Dataset excerpts:
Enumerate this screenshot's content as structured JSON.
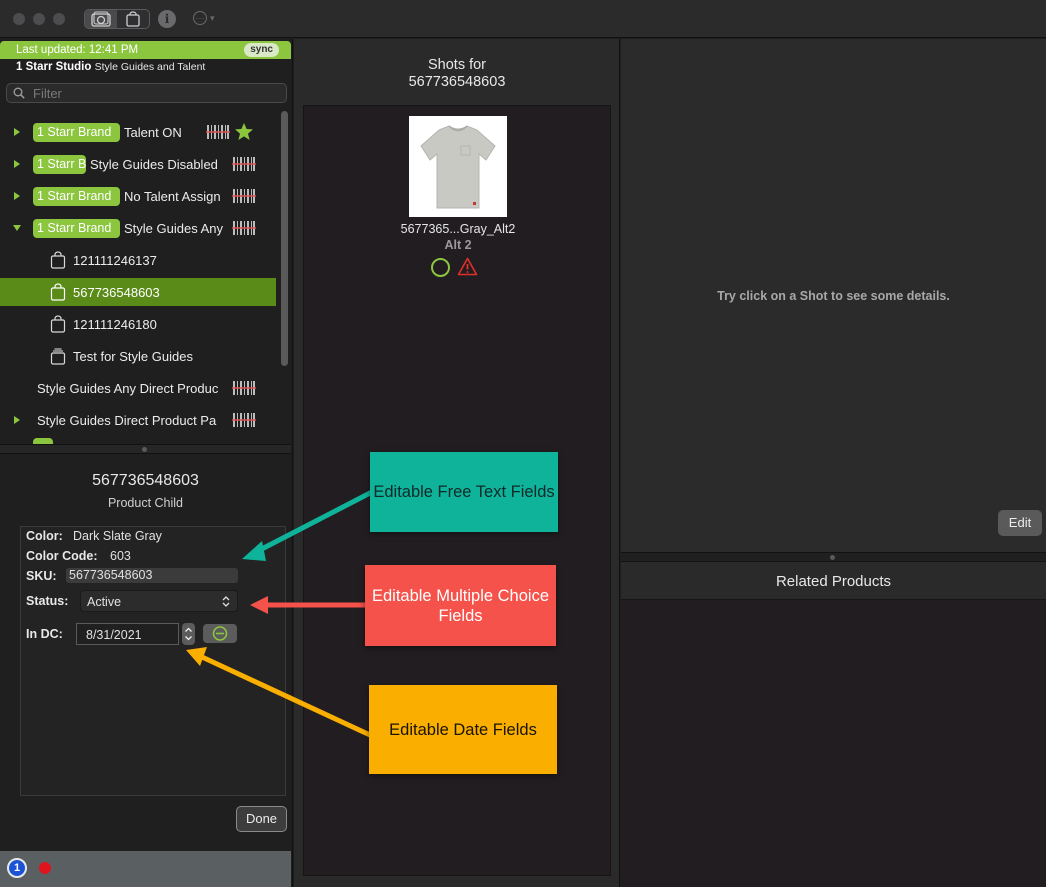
{
  "toolbar": {
    "traffic_lights": [
      "close",
      "minimize",
      "zoom"
    ],
    "icons": [
      "camera-icon",
      "bag-icon",
      "info-icon",
      "more-icon"
    ]
  },
  "sidebar": {
    "last_updated": "Last updated: 12:41 PM",
    "sync_label": "sync",
    "studio_name": "1 Starr Studio",
    "studio_sub": "Style Guides and Talent",
    "filter_placeholder": "Filter",
    "tree": [
      {
        "pill": "1 Starr Brand",
        "label": "Talent ON",
        "expanded": false
      },
      {
        "pill": "1 Starr B",
        "label": "Style Guides Disabled",
        "expanded": false
      },
      {
        "pill": "1 Starr Brand",
        "label": "No Talent Assign",
        "expanded": false
      },
      {
        "pill": "1 Starr Brand",
        "label": "Style Guides Any",
        "expanded": true
      },
      {
        "label": "121111246137"
      },
      {
        "label": "567736548603",
        "selected": true
      },
      {
        "label": "121111246180"
      },
      {
        "label": "Test for Style Guides"
      },
      {
        "label": "Style Guides Any Direct Produc"
      },
      {
        "label": "Style Guides Direct Product Pa"
      }
    ]
  },
  "detail": {
    "title": "567736548603",
    "subtitle": "Product Child",
    "color_label": "Color:",
    "color_value": "Dark Slate Gray",
    "color_code_label": "Color Code:",
    "color_code_value": "603",
    "sku_label": "SKU:",
    "sku_value": "567736548603",
    "status_label": "Status:",
    "status_value": "Active",
    "in_dc_label": "In DC:",
    "in_dc_value": "8/31/2021",
    "done_label": "Done"
  },
  "bottom_bar": {
    "onepassword_glyph": "1"
  },
  "shots": {
    "title_line1": "Shots for",
    "title_line2": "567736548603",
    "items": [
      {
        "name": "5677365...Gray_Alt2",
        "alt": "Alt 2"
      }
    ]
  },
  "right": {
    "hint": "Try click on a Shot to see some details.",
    "edit_label": "Edit",
    "related_title": "Related Products"
  },
  "annotations": {
    "free_text": "Editable Free Text Fields",
    "multiple_choice": "Editable Multiple Choice Fields",
    "date": "Editable Date Fields",
    "colors": {
      "free_text": "#0fb39a",
      "multiple_choice": "#f4524a",
      "date": "#f9ae00"
    }
  },
  "colors": {
    "accent_green": "#8cc63f",
    "selection_green": "#5a8b18",
    "barcode_red": "#e05050"
  }
}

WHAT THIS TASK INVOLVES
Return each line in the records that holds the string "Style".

ANSWER BOX
    "studio_sub": "Style Guides and Talent",
        "label": "Style Guides Disabled",
        "label": "Style Guides Any",
        "label": "Test for Style Guides"
        "label": "Style Guides Any Direct Produc"
        "label": "Style Guides Direct Product Pa"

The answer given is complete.